Dataset rows for apps and sites:

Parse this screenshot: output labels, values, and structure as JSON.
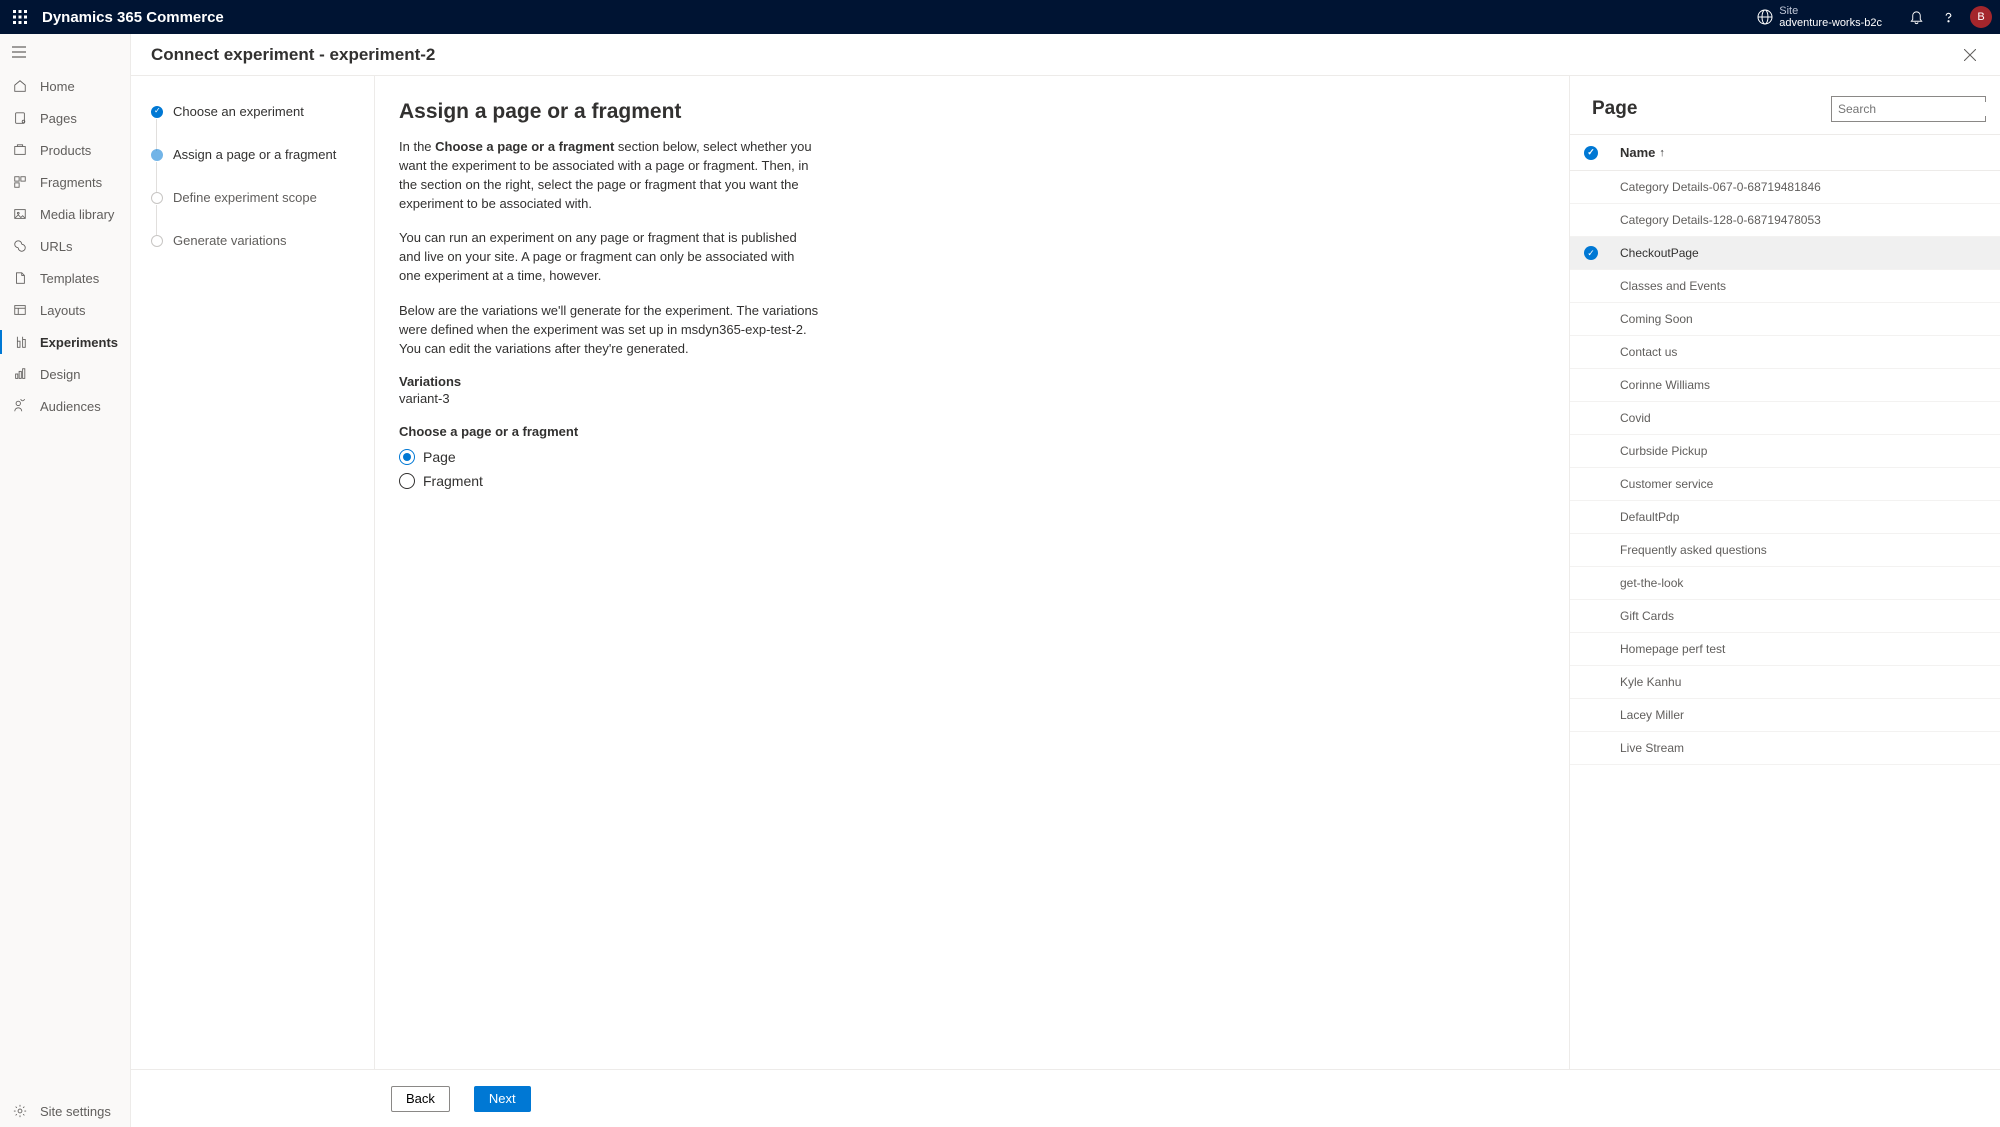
{
  "top": {
    "app": "Dynamics 365 Commerce",
    "site_label": "Site",
    "site_name": "adventure-works-b2c",
    "avatar_initial": "B"
  },
  "sidebar": {
    "items": [
      {
        "label": "Home"
      },
      {
        "label": "Pages"
      },
      {
        "label": "Products"
      },
      {
        "label": "Fragments"
      },
      {
        "label": "Media library"
      },
      {
        "label": "URLs"
      },
      {
        "label": "Templates"
      },
      {
        "label": "Layouts"
      },
      {
        "label": "Experiments"
      },
      {
        "label": "Design"
      },
      {
        "label": "Audiences"
      }
    ],
    "settings": "Site settings"
  },
  "panel": {
    "title": "Connect experiment - experiment-2",
    "steps": [
      {
        "label": "Choose an experiment"
      },
      {
        "label": "Assign a page or a fragment"
      },
      {
        "label": "Define experiment scope"
      },
      {
        "label": "Generate variations"
      }
    ],
    "main": {
      "heading": "Assign a page or a fragment",
      "p1_prefix": "In the ",
      "p1_bold": "Choose a page or a fragment",
      "p1_suffix": " section below, select whether you want the experiment to be associated with a page or fragment. Then, in the section on the right, select the page or fragment that you want the experiment to be associated with.",
      "p2": "You can run an experiment on any page or fragment that is published and live on your site. A page or fragment can only be associated with one experiment at a time, however.",
      "p3": "Below are the variations we'll generate for the experiment. The variations were defined when the experiment was set up in msdyn365-exp-test-2. You can edit the variations after they're generated.",
      "variations_label": "Variations",
      "variations_value": "variant-3",
      "choose_label": "Choose a page or a fragment",
      "opt_page": "Page",
      "opt_fragment": "Fragment"
    },
    "right": {
      "heading": "Page",
      "search_placeholder": "Search",
      "name_col": "Name",
      "rows": [
        "Category Details-067-0-68719481846",
        "Category Details-128-0-68719478053",
        "CheckoutPage",
        "Classes and Events",
        "Coming Soon",
        "Contact us",
        "Corinne Williams",
        "Covid",
        "Curbside Pickup",
        "Customer service",
        "DefaultPdp",
        "Frequently asked questions",
        "get-the-look",
        "Gift Cards",
        "Homepage perf test",
        "Kyle Kanhu",
        "Lacey Miller",
        "Live Stream"
      ],
      "selected_index": 2
    },
    "footer": {
      "back": "Back",
      "next": "Next"
    }
  }
}
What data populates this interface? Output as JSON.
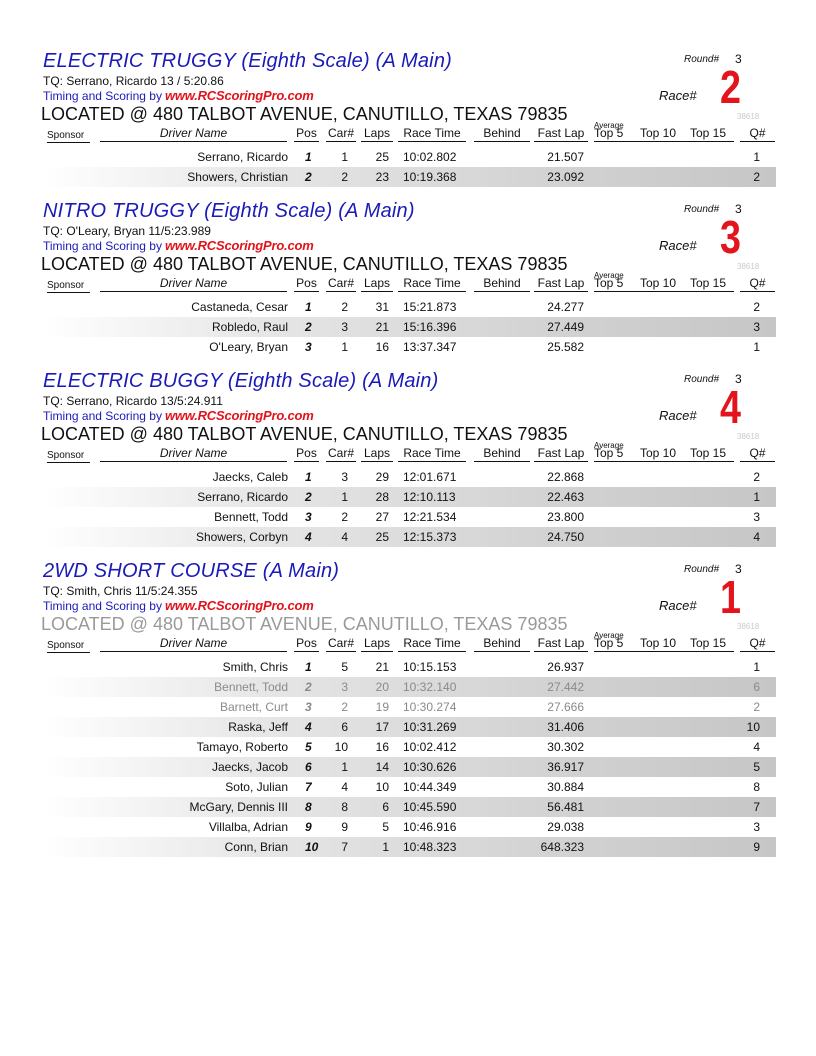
{
  "header_labels": {
    "round": "Round#",
    "race": "Race#",
    "timing_prefix": "Timing and Scoring by",
    "timing_site": "www.RCScoringPro.com",
    "located": "LOCATED @ 480 TALBOT AVENUE, CANUTILLO, TEXAS 79835",
    "code": "38618",
    "average": "Average"
  },
  "columns": {
    "sponsor": "Sponsor",
    "driver": "Driver Name",
    "pos": "Pos",
    "car": "Car#",
    "laps": "Laps",
    "race_time": "Race Time",
    "behind": "Behind",
    "fast_lap": "Fast Lap",
    "top5": "Top 5",
    "top10": "Top 10",
    "top15": "Top 15",
    "q": "Q#"
  },
  "races": [
    {
      "title": "ELECTRIC TRUGGY (Eighth Scale) (A Main)",
      "tq": "TQ: Serrano, Ricardo 13 / 5:20.86",
      "round": "3",
      "race_number": "2",
      "results": [
        {
          "driver": "Serrano, Ricardo",
          "pos": "1",
          "car": "1",
          "laps": "25",
          "race_time": "10:02.802",
          "behind": "",
          "fast_lap": "21.507",
          "q": "1"
        },
        {
          "driver": "Showers, Christian",
          "pos": "2",
          "car": "2",
          "laps": "23",
          "race_time": "10:19.368",
          "behind": "",
          "fast_lap": "23.092",
          "q": "2"
        }
      ]
    },
    {
      "title": "NITRO TRUGGY (Eighth Scale) (A Main)",
      "tq": "TQ: O'Leary, Bryan 11/5:23.989",
      "round": "3",
      "race_number": "3",
      "results": [
        {
          "driver": "Castaneda, Cesar",
          "pos": "1",
          "car": "2",
          "laps": "31",
          "race_time": "15:21.873",
          "behind": "",
          "fast_lap": "24.277",
          "q": "2"
        },
        {
          "driver": "Robledo, Raul",
          "pos": "2",
          "car": "3",
          "laps": "21",
          "race_time": "15:16.396",
          "behind": "",
          "fast_lap": "27.449",
          "q": "3"
        },
        {
          "driver": "O'Leary, Bryan",
          "pos": "3",
          "car": "1",
          "laps": "16",
          "race_time": "13:37.347",
          "behind": "",
          "fast_lap": "25.582",
          "q": "1"
        }
      ]
    },
    {
      "title": "ELECTRIC BUGGY (Eighth Scale) (A Main)",
      "tq": "TQ: Serrano, Ricardo 13/5:24.911",
      "round": "3",
      "race_number": "4",
      "results": [
        {
          "driver": "Jaecks, Caleb",
          "pos": "1",
          "car": "3",
          "laps": "29",
          "race_time": "12:01.671",
          "behind": "",
          "fast_lap": "22.868",
          "q": "2"
        },
        {
          "driver": "Serrano, Ricardo",
          "pos": "2",
          "car": "1",
          "laps": "28",
          "race_time": "12:10.113",
          "behind": "",
          "fast_lap": "22.463",
          "q": "1"
        },
        {
          "driver": "Bennett, Todd",
          "pos": "3",
          "car": "2",
          "laps": "27",
          "race_time": "12:21.534",
          "behind": "",
          "fast_lap": "23.800",
          "q": "3"
        },
        {
          "driver": "Showers, Corbyn",
          "pos": "4",
          "car": "4",
          "laps": "25",
          "race_time": "12:15.373",
          "behind": "",
          "fast_lap": "24.750",
          "q": "4"
        }
      ]
    },
    {
      "title": "2WD SHORT COURSE (A Main)",
      "tq": "TQ: Smith, Chris 11/5:24.355",
      "round": "3",
      "race_number": "1",
      "results": [
        {
          "driver": "Smith, Chris",
          "pos": "1",
          "car": "5",
          "laps": "21",
          "race_time": "10:15.153",
          "behind": "",
          "fast_lap": "26.937",
          "q": "1"
        },
        {
          "driver": "Bennett, Todd",
          "pos": "2",
          "car": "3",
          "laps": "20",
          "race_time": "10:32.140",
          "behind": "",
          "fast_lap": "27.442",
          "q": "6"
        },
        {
          "driver": "Barnett, Curt",
          "pos": "3",
          "car": "2",
          "laps": "19",
          "race_time": "10:30.274",
          "behind": "",
          "fast_lap": "27.666",
          "q": "2"
        },
        {
          "driver": "Raska, Jeff",
          "pos": "4",
          "car": "6",
          "laps": "17",
          "race_time": "10:31.269",
          "behind": "",
          "fast_lap": "31.406",
          "q": "10"
        },
        {
          "driver": "Tamayo, Roberto",
          "pos": "5",
          "car": "10",
          "laps": "16",
          "race_time": "10:02.412",
          "behind": "",
          "fast_lap": "30.302",
          "q": "4"
        },
        {
          "driver": "Jaecks, Jacob",
          "pos": "6",
          "car": "1",
          "laps": "14",
          "race_time": "10:30.626",
          "behind": "",
          "fast_lap": "36.917",
          "q": "5"
        },
        {
          "driver": "Soto, Julian",
          "pos": "7",
          "car": "4",
          "laps": "10",
          "race_time": "10:44.349",
          "behind": "",
          "fast_lap": "30.884",
          "q": "8"
        },
        {
          "driver": "McGary, Dennis III",
          "pos": "8",
          "car": "8",
          "laps": "6",
          "race_time": "10:45.590",
          "behind": "",
          "fast_lap": "56.481",
          "q": "7"
        },
        {
          "driver": "Villalba, Adrian",
          "pos": "9",
          "car": "9",
          "laps": "5",
          "race_time": "10:46.916",
          "behind": "",
          "fast_lap": "29.038",
          "q": "3"
        },
        {
          "driver": "Conn, Brian",
          "pos": "10",
          "car": "7",
          "laps": "1",
          "race_time": "10:48.323",
          "behind": "",
          "fast_lap": "648.323",
          "q": "9"
        }
      ]
    }
  ]
}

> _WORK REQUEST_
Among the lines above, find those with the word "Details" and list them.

> _YOUR RESPONSE_
        "Category Details-067-0-68719481846",
        "Category Details-128-0-68719478053",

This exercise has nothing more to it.